Sen. Kamala Harris (D-CA) has a potential #MeToo problem on her hands, as Democrats continue to insist that women who make sexual harassment complaints must be believed and the accused men must be held accountable.
Back when she was the attorney general for California, Harris’s office negotiated a plea deal for former San Diego Mayor Bob Filner, a Democrat, after the city’s district attorney filed criminal charges against him for his abuse of three unidentified women. Filner agreed to plead guilty to a felony count of false imprisonment and two misdemeanor counts of battery in exchange for a much lighter sentence. Though he faced five years in prison, thanks to Harris’ office he was sentenced to just three months of house arrest, three years’ probation, the partial loss of his mayoral pension, and — at first — a prohibition on ever running for public office again. A judge ended up removing that prohibition and applying it only to the time that Filner was on probation.
My former employer The Washington Examiner reported that Harris is receiving criticism from some critics and organizations over her offices’ handling of the Filner affair. Maya Raghu, director of workplace equality and senior counsel at the National Women’s Law Center, told the Examiner that serious allegations “need serious consequences,” though she could not speak to the specifics of the Filner case.
“The cultural change since #MeToo is having an impact of how prosecutors listen to victims now. I think it all comes down to whether we believe women and how seriously we take these allegations. In serious instances, you need serious consequences,” Raghu told the outlet. “Powerful people can afford high-profile legal counsel that others don’t have access to. People know how to leverage the system in their favor.”
Harris’ spokesman, Ian Sams, told the outlet that the senator and presidential candidate was praised for “taking action” against a member of her own party.
“She prosecuted a politician from her own party for sexual harassment, and he pled guilty to a felony. She was broadly praised for taking action, including by the Republican San Diego County district attorney who said it sent ‘a strong message that nobody is above the law, abuse of women won’t be tolerated and victims will be treated with respect,'” he said.
But as the Examiner noted, this isn’t really enough for Harris, who has been critical of the former Labor Secretary Alex Acosta and the plea deal he helped work out for Jeffrey Epstein in 2008, which helped the registered sex offender avoid jail time.
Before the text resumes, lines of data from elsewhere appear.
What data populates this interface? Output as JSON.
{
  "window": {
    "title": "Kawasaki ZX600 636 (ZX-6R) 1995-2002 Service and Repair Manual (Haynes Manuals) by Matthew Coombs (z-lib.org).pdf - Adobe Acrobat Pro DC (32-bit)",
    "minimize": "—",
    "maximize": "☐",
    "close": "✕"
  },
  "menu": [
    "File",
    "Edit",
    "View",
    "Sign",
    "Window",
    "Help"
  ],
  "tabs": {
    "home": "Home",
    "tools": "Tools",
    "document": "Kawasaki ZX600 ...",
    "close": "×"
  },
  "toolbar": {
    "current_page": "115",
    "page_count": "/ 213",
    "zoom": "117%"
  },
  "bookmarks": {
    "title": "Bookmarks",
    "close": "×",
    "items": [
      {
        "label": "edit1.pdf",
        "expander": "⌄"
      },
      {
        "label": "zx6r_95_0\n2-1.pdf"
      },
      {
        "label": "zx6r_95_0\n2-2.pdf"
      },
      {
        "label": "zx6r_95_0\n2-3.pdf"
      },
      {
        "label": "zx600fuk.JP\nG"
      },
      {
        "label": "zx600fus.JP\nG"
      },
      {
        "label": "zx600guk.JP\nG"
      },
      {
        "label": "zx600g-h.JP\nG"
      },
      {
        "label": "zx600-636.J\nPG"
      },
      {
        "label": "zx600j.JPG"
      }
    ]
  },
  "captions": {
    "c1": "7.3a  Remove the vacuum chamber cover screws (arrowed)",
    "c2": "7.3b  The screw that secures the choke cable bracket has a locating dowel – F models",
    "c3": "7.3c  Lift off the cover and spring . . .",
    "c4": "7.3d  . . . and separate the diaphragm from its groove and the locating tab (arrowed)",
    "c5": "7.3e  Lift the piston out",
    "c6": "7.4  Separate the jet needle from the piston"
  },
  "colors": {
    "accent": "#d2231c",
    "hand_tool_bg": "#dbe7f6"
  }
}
It makes Harris look like a hypocrite. She defends her own sweetheart deal by claiming it was tough, but criticizes Acosta because he’s a member of the Trump administration.
Filner, for those who don’t remember, was accused by nearly 20 women of sexual harassment, including groping and forced kissing. He insisted he did nothing wrong but also admitted he had treated women poorly and would seek treatment for his behavior, which he didn’t complete. He resigned as mayor after national Democrats, including House Speaker Nancy Pelosi (D-CA), who was at the time the House minority leader, condemned his behavior.
Correction: A previous version of this story quoted a representative from the National Women’s Law Center as if she were speaking about Filner specifically. She was speaking generally about accusations.